It’s hard to fathom that 10 years have passed since the 2003 Tigers set an American League record for losses (119) and missed out on tying, or breaking, the all-time mark for futility (120 losses) by taking three of the final four games of the season from the AL Central Champion Minnesota Twins.
Some fans may be shocked to remember the indignities the team suffered that season. I had completely forgotten (or repressed the memory) about the nine-game losing streak to start the season. Following a one-game winning streak, earned April 12 against the Chicago White Sox, they dropped the next eight games to fall to 1-17. It wasn’t until the second month of the season when Detroit won two straight. They actually won four straight, from May 4 to 7, in what would become the longest winning streak of the season.
When the dreadful season mercifully ended, it was hard to point to any hope for a franchise that had endured 119 losses, a postseason drought that reached 15 seasons, and 10 straight losing seasons (compiling a .356 winning percentage over that time).
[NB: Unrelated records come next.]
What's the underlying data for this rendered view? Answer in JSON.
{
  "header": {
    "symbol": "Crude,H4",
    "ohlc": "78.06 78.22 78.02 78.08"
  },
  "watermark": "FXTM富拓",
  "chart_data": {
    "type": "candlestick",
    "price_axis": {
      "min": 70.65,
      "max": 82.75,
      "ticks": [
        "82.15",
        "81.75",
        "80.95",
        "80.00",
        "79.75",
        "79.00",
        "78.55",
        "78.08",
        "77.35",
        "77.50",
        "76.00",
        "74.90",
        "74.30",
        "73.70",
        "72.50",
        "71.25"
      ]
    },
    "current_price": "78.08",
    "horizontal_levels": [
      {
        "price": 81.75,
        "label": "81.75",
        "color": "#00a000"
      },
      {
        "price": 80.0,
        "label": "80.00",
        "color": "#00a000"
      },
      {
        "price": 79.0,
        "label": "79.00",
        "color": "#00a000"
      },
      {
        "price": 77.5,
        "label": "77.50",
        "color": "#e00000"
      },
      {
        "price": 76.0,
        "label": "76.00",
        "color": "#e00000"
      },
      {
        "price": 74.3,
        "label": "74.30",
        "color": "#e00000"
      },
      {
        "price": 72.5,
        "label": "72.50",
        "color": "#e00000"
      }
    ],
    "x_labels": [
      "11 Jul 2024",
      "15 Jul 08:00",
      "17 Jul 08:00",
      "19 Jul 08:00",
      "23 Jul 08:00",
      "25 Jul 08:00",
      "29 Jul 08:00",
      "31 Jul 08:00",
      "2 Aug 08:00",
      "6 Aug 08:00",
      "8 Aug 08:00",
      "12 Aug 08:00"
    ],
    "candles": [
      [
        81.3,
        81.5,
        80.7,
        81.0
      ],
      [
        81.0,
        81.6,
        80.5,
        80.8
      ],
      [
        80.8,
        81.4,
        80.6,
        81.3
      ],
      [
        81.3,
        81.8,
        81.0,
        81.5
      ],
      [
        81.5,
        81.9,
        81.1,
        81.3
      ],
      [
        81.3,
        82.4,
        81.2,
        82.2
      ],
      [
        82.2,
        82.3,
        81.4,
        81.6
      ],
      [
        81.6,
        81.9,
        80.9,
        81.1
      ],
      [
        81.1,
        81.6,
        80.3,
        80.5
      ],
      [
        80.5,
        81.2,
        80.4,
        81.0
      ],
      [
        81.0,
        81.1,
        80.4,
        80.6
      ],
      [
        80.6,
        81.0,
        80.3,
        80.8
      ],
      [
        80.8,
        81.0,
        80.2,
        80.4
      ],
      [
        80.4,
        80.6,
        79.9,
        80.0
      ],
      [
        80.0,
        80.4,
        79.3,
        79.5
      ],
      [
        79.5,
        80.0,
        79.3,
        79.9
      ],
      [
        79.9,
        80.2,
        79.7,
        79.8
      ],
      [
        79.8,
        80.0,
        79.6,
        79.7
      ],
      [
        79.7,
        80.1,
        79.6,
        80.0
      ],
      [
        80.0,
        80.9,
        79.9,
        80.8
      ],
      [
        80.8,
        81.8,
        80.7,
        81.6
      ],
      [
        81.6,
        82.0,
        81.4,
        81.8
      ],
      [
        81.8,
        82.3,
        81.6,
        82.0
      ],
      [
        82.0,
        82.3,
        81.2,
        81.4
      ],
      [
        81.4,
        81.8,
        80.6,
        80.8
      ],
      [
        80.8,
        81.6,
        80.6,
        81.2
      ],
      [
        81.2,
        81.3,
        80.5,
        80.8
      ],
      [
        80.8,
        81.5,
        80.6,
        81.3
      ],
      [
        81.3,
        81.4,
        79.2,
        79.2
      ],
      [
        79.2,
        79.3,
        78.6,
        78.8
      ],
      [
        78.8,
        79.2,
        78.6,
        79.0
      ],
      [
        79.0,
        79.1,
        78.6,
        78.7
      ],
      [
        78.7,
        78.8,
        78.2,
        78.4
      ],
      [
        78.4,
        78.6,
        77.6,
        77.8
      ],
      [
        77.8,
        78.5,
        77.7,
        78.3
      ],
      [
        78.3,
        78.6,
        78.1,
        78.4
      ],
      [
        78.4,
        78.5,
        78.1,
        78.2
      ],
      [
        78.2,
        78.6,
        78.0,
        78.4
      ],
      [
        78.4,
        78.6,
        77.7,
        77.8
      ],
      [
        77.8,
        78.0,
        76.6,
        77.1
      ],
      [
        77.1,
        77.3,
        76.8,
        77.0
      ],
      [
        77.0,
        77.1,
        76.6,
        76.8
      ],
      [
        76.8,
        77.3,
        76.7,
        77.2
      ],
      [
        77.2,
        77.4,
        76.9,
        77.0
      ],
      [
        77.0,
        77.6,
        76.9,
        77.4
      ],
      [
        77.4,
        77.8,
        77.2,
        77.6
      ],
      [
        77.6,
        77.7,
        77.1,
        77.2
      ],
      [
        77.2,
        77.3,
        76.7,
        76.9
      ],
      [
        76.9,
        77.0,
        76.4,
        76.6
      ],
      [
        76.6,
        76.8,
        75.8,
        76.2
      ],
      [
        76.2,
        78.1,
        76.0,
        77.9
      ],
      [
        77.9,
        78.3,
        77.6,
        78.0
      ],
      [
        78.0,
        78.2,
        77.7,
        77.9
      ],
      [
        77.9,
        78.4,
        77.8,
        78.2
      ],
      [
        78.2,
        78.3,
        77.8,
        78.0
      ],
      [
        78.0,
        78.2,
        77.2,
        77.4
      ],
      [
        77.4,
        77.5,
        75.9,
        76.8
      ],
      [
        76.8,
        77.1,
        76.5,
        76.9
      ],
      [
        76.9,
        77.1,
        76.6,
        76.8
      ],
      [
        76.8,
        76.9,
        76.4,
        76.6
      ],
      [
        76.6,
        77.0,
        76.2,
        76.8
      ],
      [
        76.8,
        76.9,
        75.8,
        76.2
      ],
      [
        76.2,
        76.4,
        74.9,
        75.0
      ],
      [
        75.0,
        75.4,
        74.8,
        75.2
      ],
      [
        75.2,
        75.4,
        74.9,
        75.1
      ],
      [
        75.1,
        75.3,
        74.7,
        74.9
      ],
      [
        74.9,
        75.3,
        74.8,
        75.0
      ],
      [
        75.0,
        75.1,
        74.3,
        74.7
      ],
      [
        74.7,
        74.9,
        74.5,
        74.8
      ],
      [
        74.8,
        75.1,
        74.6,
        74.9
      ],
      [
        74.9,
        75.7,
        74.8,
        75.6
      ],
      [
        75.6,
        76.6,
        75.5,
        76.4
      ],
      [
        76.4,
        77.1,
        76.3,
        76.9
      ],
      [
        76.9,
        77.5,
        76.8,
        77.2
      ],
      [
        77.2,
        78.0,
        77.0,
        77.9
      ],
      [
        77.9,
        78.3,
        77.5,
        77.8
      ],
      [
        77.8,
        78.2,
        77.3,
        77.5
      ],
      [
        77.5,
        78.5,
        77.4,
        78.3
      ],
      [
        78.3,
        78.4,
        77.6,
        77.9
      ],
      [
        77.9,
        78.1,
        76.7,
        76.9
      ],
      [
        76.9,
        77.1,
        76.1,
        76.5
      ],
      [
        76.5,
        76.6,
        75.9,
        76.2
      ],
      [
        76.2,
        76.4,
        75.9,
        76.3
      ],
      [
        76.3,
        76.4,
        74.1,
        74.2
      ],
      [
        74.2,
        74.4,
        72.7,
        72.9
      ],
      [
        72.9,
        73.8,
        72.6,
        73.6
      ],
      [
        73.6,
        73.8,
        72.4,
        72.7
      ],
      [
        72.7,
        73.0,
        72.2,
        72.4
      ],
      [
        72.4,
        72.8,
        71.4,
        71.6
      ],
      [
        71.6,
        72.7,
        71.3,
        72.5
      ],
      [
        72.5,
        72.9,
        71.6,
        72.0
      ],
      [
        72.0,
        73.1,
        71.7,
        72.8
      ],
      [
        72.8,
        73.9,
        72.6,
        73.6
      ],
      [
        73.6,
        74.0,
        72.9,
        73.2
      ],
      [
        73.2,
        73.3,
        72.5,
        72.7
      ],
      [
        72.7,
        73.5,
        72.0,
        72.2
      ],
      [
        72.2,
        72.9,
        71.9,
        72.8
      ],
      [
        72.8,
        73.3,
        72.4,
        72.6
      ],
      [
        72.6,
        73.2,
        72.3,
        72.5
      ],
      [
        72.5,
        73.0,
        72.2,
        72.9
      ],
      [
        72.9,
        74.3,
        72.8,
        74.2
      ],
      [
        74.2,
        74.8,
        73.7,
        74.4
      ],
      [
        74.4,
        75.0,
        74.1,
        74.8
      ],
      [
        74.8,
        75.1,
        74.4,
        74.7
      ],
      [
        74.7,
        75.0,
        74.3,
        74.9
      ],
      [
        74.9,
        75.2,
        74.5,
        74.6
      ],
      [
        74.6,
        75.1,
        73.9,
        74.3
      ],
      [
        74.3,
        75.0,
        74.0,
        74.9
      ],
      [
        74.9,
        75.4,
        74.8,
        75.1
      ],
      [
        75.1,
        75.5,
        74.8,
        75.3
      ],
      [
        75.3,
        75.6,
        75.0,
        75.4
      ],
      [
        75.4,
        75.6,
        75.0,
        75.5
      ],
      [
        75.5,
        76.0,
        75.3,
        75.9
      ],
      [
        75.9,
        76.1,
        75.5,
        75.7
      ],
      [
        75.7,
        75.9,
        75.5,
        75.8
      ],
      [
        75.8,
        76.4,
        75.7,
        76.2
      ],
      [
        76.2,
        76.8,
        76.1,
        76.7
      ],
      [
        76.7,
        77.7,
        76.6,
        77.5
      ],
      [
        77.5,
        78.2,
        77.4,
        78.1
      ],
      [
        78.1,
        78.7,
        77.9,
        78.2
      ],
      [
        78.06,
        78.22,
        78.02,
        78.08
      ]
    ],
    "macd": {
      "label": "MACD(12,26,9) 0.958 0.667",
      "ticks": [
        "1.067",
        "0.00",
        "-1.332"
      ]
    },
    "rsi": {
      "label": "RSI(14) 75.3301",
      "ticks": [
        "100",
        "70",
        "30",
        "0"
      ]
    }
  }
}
It may be odd for today’s fans to consider that Mike Ilitch was not regarded very highly in Tiger fandom back then. Theories ranged from him not wanting to spend money on the Tigers because of the debts incurred while building Comerica Park, to “liking” his other team, the Detroit Red Wings, better and dumping all his money into that franchise.
While the latter argument is ridiculous (and is ironically something you may hear a disgruntled, hardcore Red Wing fans say about the Tigers), there may have been some glimmer of truth to the first argument, but from a slightly different angle.
Ilitch seemed to take the Field of Dreams mindset of “If You Build It, (They) Will Come.” Throughout his early ownership, he dreamed of having a gleaming new stadium (such as Camden Yards and Jacobs Field) that would attract fans regardless of the play on the field. Yet, unlike the Tigers, many teams with newer stadiums at that time, like the Baltimore Orioles and Cleveland Indians, were actually good. The novelty of any new stadium will wear off quickly when a team loses 83, 96, 106, and 119 games in the first four years playing there.
Many look at 2006 as the rebirth of the Detroit Tigers. They practically came out of nowhere to lead the AL Central for most of the season, salvage a Wild-Card, and head to the World Series–something that no fan in 2003 would have thought possible just three years later. But without 2003, there may not have been a 2006. It shook Mr I. to his core and made him realize money had to be spent to turn the team around.
The Tigers we know today were born on Sept. 29, 2003–the day after the season ended. They became aggressive in free agency, as was seen with Ivan Rodriguez and Magglio Ordonez, and made great trades that may not have happened prior to 2003, such as picking up Carlos Guillen and Placido Polanco.
So while it is not an anniversary the Detroit Tigers themselves will mark, it is important to remember how far the team had fallen, and how fortunate we are to not have a feeling of dread setting in on April 10.
Throughout the season, I will highlight the record the Tigers compiled during the same week 10 years prior. I will look at some of the colorful names that dotted the roster, and look at a game during that week that typified the season.
It should be a funny and disgusting experience at the same time.
By looking back, we can only hope that no fan of any team has to endure 119 losses again–unless, of course, that team is the White Sox.